Best baits to use are small shiny spoons, jigs and deep diving lures fished closer to the lake bottom than the surface. Live minnows, small pieces of cut bait, and worms attached to a small hook and light sinker are very popular with bank and boat dock fishermen. The Sabiki Rig is, by far, the best lure combination. When feeding schools are found, anglers catch multiple fish each time the rig is dropped to the bottom. The Sabiki is a string of small flies (two to six flies) tied in tandem with a jigging spoon (3/4 ounce) attached to the terminal end of the line. The rig is best fished vertically near the bottom, or slightly above the school with a yo-yo like motion. Sabiki’s are sold pre-tied in packages at area tackle shops for a few dollars.
The white meat of the perch is tasty, so keep as many as you want to eat. The small ones should be scaled before removing the head and entrails, then batter and fry. Larger fish are easily filleted, skinned and prepared as you would a striper or crappie.
August Lake Norman Fishing Forecast:
In August, bass fishing should be excellent from dusk until dawn. Best bets are the river points, coves and boat docks north of the Highway 150 Bridge. In that area, a large number of lay downs (fallen trees) are located along the water’s edge. Woody debris serves as a magnet for largemouth bass that hide among the branches while waiting to ambush unsuspecting prey. Bridge pilings, lighted boat docks and launch ramps also make excellent hideouts for summer bass.

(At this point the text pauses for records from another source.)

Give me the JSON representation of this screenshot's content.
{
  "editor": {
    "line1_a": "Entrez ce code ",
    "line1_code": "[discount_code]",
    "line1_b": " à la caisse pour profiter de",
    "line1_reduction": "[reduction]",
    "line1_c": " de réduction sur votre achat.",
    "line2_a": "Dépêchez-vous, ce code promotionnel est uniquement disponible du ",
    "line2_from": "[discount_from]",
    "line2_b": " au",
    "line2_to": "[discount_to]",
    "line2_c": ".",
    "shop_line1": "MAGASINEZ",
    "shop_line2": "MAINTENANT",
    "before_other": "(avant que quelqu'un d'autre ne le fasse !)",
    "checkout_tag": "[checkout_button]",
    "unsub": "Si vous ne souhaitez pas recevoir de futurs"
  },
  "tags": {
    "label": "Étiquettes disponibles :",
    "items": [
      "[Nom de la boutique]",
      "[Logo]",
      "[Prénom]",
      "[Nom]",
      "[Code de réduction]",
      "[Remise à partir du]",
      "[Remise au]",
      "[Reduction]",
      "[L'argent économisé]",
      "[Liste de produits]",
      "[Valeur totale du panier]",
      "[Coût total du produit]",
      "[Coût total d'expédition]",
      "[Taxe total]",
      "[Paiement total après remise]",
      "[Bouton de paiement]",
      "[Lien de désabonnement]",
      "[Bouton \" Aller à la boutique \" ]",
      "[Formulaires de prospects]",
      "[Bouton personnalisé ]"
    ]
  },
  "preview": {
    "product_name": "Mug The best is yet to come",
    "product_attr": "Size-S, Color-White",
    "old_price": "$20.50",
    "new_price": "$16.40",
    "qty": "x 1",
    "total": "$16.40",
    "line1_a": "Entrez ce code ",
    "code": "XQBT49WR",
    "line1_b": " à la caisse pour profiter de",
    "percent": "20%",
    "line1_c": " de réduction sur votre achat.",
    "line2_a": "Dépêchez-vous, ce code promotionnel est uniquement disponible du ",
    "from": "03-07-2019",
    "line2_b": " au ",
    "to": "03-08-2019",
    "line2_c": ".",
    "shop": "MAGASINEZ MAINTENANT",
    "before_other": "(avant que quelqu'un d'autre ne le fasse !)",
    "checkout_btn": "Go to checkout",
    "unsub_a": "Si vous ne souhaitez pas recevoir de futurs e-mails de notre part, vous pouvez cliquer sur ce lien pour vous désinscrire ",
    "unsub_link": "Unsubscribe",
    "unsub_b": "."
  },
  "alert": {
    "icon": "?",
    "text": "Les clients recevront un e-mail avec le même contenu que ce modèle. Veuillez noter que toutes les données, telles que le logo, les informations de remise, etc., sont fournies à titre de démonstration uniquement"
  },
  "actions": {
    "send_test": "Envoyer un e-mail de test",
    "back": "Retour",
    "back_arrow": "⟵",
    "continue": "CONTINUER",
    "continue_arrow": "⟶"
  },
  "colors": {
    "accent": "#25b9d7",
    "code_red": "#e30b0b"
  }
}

Surprisingly, August is one of the best months for catching large blue and flathead catfish. Early in the month, blue catfish gather in the deep waters near Cowan’s Ford Dam. Their arrival usually coincides with the annual summer fish kill that begins when surface temperatures spike into the low-to-mid nineties. Anglers fishing the dam area usually drift suspended live and cut baits near the thermocline, which forms at depths from forty-five to sixty feet. While there are many catfish at the dam, the majority are taken in coves and back creeks all over the lake where the water is less than twenty feet deep.
Tips from Gus:
Care should be taken when unhooking a white perch. Their fins and gills have sharp spines which flare out as you attempt to hold them. It is best to handle them from the belly side where there are fewer spines.
Capt. Gus Gustafson of Lake Norman Ventures, Inc. is an Outdoor Columnist and a full time Professional Fishing Guide on Lake Norman, NC. Visit his website at www.FishingWithGus.com or call 704-617-6812.